New Delhi/London: Liz Truss, the Prime Minister of the UK, resigned today after 45 days in power, the shortest term for a British PM. Her economic programme sent shockwaves through the markets and divided her Conservative Party. She was appointed over Rishi Sunak.
“Given the situation, I cannot carry out the mandate for which I was elected…I will remain as Prime Minister until a successor has been chosen,” Ms Truss told reporters today.
The pound rose 0.36 per cent today. A “mini-budget” last month had proposed vast, unfunded tax cuts, triggering an intervention from the Bank of England as borrowing costs surged, the pound tumbled and mortgage rates jumped.
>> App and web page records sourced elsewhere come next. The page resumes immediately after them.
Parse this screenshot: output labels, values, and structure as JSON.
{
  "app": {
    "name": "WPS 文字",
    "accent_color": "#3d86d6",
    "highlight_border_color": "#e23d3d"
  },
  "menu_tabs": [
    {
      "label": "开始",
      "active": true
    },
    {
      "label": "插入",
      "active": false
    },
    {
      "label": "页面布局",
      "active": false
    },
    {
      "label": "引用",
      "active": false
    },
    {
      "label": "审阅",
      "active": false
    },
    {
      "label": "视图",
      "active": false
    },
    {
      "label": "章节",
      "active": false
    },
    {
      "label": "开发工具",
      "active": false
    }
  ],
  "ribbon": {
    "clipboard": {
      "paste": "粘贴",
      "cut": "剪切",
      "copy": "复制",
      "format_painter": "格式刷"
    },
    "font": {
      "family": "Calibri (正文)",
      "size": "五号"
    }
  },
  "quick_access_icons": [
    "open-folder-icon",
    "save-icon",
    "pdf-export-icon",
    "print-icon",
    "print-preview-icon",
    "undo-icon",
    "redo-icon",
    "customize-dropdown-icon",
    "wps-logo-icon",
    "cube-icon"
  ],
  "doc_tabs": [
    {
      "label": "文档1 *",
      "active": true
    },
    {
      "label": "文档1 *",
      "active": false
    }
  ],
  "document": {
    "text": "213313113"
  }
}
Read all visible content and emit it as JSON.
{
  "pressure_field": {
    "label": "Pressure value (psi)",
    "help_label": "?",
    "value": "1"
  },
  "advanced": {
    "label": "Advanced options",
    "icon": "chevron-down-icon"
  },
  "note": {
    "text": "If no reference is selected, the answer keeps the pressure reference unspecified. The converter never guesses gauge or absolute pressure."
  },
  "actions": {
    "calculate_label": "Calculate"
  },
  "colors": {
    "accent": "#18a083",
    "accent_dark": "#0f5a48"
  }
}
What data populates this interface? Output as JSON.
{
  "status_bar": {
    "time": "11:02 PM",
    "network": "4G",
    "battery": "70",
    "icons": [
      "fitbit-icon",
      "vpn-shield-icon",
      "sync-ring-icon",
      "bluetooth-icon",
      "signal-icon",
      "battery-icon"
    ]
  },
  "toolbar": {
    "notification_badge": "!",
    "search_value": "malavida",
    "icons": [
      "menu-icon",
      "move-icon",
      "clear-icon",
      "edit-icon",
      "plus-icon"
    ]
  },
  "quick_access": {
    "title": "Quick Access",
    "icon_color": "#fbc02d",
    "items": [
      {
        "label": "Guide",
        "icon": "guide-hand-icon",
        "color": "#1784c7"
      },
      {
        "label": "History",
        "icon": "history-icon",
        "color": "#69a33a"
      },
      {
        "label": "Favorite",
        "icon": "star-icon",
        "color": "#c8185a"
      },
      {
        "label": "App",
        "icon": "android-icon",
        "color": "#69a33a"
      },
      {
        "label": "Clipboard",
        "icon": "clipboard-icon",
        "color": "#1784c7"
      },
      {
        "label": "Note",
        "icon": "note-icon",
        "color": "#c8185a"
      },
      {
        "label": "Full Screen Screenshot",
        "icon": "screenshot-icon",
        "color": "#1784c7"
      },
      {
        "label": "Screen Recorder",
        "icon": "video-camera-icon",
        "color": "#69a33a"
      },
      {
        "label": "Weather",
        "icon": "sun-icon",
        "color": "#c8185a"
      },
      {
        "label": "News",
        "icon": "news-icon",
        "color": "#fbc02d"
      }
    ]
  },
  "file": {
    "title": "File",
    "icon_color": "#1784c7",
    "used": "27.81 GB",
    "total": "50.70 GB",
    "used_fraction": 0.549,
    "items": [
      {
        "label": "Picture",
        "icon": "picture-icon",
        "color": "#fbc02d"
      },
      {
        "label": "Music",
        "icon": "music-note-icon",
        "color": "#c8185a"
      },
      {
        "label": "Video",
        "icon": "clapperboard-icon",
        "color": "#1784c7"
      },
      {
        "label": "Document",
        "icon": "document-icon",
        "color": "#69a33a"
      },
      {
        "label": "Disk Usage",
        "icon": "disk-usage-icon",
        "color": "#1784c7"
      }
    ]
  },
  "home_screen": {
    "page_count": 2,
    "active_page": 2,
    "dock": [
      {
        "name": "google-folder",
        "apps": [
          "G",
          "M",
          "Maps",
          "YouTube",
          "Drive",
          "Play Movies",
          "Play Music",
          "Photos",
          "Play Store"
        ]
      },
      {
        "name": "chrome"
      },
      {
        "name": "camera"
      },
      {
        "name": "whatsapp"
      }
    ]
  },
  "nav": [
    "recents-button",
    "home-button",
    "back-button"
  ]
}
Ms Truss announced her resignation less than 24 hours after she said, “I am a fighter and not a quitter”, in response to MPs who criticised her. “I am someone who is prepared to front up. I’m prepared to take the tough decisions,” she said yesterday.
Ms Truss’ chaotic premiership was mortally wounded despite having barely begun. Discounting 10 days of mourning for the late Queen Elizabeth II, Ms Truss had only a week before her political programme imploded, leading to the sacking of her Finance Minister Kwasi Kwarteng.
Mr Kwarteng, who was seen as like-minded with Ms Truss, had announced a “mini-budget” which detailed the price of an energy scheme worth $67 billion over the next six months. But he did not have measures to raise funds.
Instead, the then Finance Minister announced massive new borrowings to pay for sweeping tax cuts – including for top-earners – along with scrapping a cap on bankers’ bonuses.
The announcement drew immediate political fire for being unfair, and the pound fell towards parity against the dollar. Mr Kwarteng and Mr Truss were then forced into a humiliating U-turn, scrapping the planned cut in the top rate of income tax.
By this morning, more than a dozen Conservative MPs had publicly urged Ms Truss to resign, after her tax-cutting plans caused a market meltdown during an already severe cost-of-living crisis.
Labour leader Keir Starmer, whose opposition party has surged in opinion polls on the back of Ms Truss’s short, crisis-plagued tenure, demanded a general election “now”.
Ms Truss beat former Finance Minister Rishi Sunak in the leadership race after Boris Johnson announced his resignation in July — but Mr Johnson supporters have vowed to block a coronation for Mr Sunak now.